> **Assigned task**
Which lines have the string "Maintenance"? Copy all of them from the entries below.

•••••

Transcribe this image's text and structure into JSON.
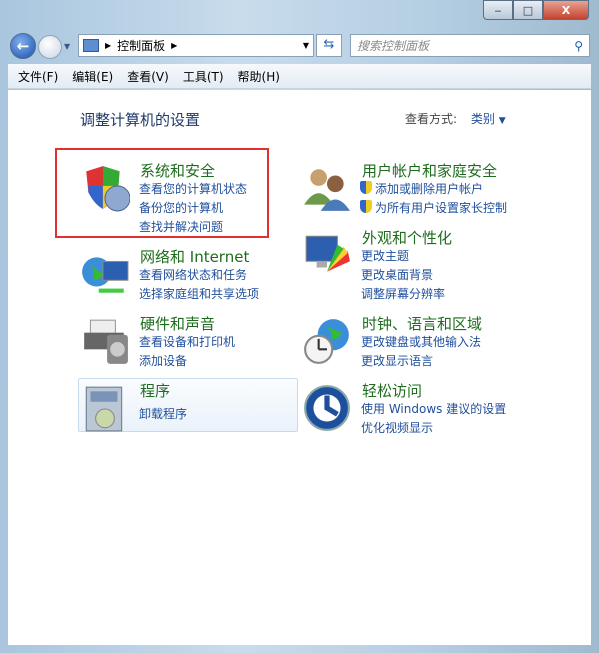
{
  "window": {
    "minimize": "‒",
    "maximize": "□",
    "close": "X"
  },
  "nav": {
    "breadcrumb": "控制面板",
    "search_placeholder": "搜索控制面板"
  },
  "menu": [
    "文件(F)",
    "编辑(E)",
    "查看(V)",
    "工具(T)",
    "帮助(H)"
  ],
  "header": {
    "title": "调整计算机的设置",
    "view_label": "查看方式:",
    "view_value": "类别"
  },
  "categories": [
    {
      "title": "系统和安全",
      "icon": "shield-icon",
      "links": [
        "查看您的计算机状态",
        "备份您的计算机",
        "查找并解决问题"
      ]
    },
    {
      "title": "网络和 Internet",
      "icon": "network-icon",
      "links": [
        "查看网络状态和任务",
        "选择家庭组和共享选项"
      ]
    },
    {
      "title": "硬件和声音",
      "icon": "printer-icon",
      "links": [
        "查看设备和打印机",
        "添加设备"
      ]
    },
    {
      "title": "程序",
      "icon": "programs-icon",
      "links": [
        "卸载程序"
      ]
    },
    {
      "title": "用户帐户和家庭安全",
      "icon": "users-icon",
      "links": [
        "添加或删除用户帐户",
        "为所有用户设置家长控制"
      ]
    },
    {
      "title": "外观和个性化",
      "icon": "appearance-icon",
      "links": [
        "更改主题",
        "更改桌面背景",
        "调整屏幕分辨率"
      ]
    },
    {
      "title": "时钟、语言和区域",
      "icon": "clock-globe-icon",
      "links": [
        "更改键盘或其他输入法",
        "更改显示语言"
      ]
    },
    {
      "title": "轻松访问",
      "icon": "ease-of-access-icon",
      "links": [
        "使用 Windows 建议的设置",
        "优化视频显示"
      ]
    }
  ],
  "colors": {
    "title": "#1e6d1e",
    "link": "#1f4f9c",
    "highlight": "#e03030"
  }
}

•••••

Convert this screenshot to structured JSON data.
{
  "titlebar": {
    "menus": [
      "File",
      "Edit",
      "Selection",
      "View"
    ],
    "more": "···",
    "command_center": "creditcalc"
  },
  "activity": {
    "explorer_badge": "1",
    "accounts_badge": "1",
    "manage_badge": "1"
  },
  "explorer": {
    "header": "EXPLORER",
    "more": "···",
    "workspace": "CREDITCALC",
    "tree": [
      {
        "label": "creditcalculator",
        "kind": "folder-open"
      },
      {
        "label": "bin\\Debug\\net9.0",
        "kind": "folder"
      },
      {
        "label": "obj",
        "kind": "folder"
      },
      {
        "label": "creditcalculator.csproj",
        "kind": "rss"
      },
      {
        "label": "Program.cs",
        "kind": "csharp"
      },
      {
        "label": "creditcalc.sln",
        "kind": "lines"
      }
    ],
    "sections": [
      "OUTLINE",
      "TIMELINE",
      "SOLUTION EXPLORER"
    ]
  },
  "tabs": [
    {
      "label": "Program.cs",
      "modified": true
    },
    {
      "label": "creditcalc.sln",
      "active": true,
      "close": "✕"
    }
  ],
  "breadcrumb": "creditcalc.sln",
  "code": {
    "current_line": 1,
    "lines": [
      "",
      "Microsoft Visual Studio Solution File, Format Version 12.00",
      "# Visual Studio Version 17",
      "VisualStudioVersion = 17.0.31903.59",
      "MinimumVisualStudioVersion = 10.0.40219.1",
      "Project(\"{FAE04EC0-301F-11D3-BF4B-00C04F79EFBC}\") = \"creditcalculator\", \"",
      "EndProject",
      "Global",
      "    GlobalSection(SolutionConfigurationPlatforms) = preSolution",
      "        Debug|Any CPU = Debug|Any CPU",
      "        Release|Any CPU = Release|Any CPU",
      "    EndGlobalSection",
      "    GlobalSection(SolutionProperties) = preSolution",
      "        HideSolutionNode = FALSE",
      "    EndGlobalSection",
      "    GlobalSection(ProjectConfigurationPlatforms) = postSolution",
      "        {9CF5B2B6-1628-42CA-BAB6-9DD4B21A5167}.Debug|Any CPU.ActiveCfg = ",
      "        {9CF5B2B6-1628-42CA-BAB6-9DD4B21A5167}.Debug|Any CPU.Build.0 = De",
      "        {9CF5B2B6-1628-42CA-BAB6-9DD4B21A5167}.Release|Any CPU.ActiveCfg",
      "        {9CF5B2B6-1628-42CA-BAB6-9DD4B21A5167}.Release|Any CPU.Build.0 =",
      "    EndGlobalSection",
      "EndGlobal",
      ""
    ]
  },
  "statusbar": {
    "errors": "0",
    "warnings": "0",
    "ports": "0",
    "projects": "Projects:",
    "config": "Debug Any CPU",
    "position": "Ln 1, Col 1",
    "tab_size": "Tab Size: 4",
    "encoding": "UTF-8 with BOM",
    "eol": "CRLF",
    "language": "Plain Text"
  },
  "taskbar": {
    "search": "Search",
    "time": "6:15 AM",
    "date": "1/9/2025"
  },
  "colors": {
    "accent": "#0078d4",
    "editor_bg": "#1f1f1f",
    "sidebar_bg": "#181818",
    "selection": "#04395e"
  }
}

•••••

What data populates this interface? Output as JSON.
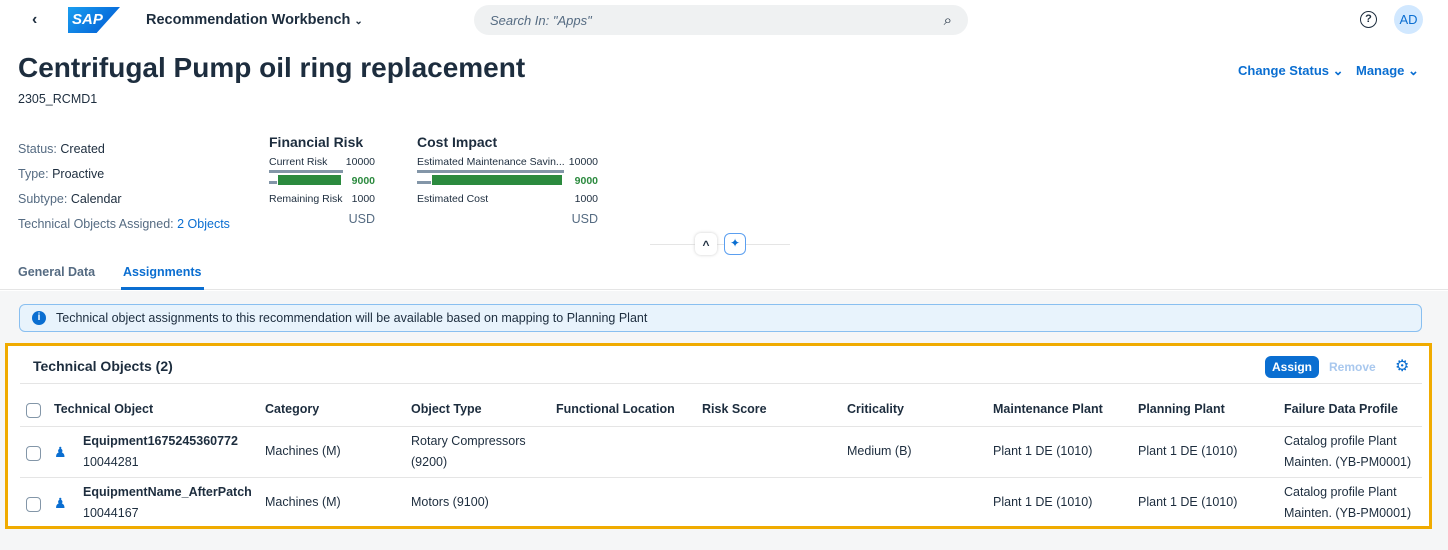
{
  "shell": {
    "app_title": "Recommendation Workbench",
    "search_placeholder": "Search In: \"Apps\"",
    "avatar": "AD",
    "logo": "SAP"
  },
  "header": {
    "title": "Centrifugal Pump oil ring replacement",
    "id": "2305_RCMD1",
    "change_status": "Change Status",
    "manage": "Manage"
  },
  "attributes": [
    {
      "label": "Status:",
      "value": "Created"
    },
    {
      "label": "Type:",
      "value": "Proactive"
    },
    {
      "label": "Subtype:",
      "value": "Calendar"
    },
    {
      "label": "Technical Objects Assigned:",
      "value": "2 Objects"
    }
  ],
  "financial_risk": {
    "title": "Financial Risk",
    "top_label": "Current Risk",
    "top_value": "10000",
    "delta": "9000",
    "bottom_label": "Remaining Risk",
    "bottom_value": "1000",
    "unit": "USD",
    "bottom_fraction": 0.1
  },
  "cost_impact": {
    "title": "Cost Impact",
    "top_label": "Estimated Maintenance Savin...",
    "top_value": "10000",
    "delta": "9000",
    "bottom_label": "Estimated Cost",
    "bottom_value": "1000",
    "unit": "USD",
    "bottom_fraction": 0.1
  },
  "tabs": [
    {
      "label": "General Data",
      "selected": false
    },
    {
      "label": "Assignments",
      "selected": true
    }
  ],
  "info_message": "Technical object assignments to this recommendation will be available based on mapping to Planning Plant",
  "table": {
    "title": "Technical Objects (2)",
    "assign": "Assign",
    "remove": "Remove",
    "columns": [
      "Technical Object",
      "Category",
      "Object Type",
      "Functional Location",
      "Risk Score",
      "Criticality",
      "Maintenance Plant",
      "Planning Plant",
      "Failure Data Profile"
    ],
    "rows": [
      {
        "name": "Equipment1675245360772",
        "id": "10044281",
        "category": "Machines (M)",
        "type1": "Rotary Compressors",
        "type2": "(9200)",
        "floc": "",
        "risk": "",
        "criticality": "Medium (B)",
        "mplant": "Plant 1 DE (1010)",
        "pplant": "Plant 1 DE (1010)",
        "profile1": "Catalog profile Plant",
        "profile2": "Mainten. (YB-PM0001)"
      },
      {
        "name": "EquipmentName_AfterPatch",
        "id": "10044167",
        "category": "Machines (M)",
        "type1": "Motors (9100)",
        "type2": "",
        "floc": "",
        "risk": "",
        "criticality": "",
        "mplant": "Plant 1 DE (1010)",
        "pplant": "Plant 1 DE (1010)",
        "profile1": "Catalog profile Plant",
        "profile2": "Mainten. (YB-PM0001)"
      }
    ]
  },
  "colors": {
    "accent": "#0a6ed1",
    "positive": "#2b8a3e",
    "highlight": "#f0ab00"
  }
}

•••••

> **Solution below**
    "top_label": "Estimated Maintenance Savin...",
      "Maintenance Plant",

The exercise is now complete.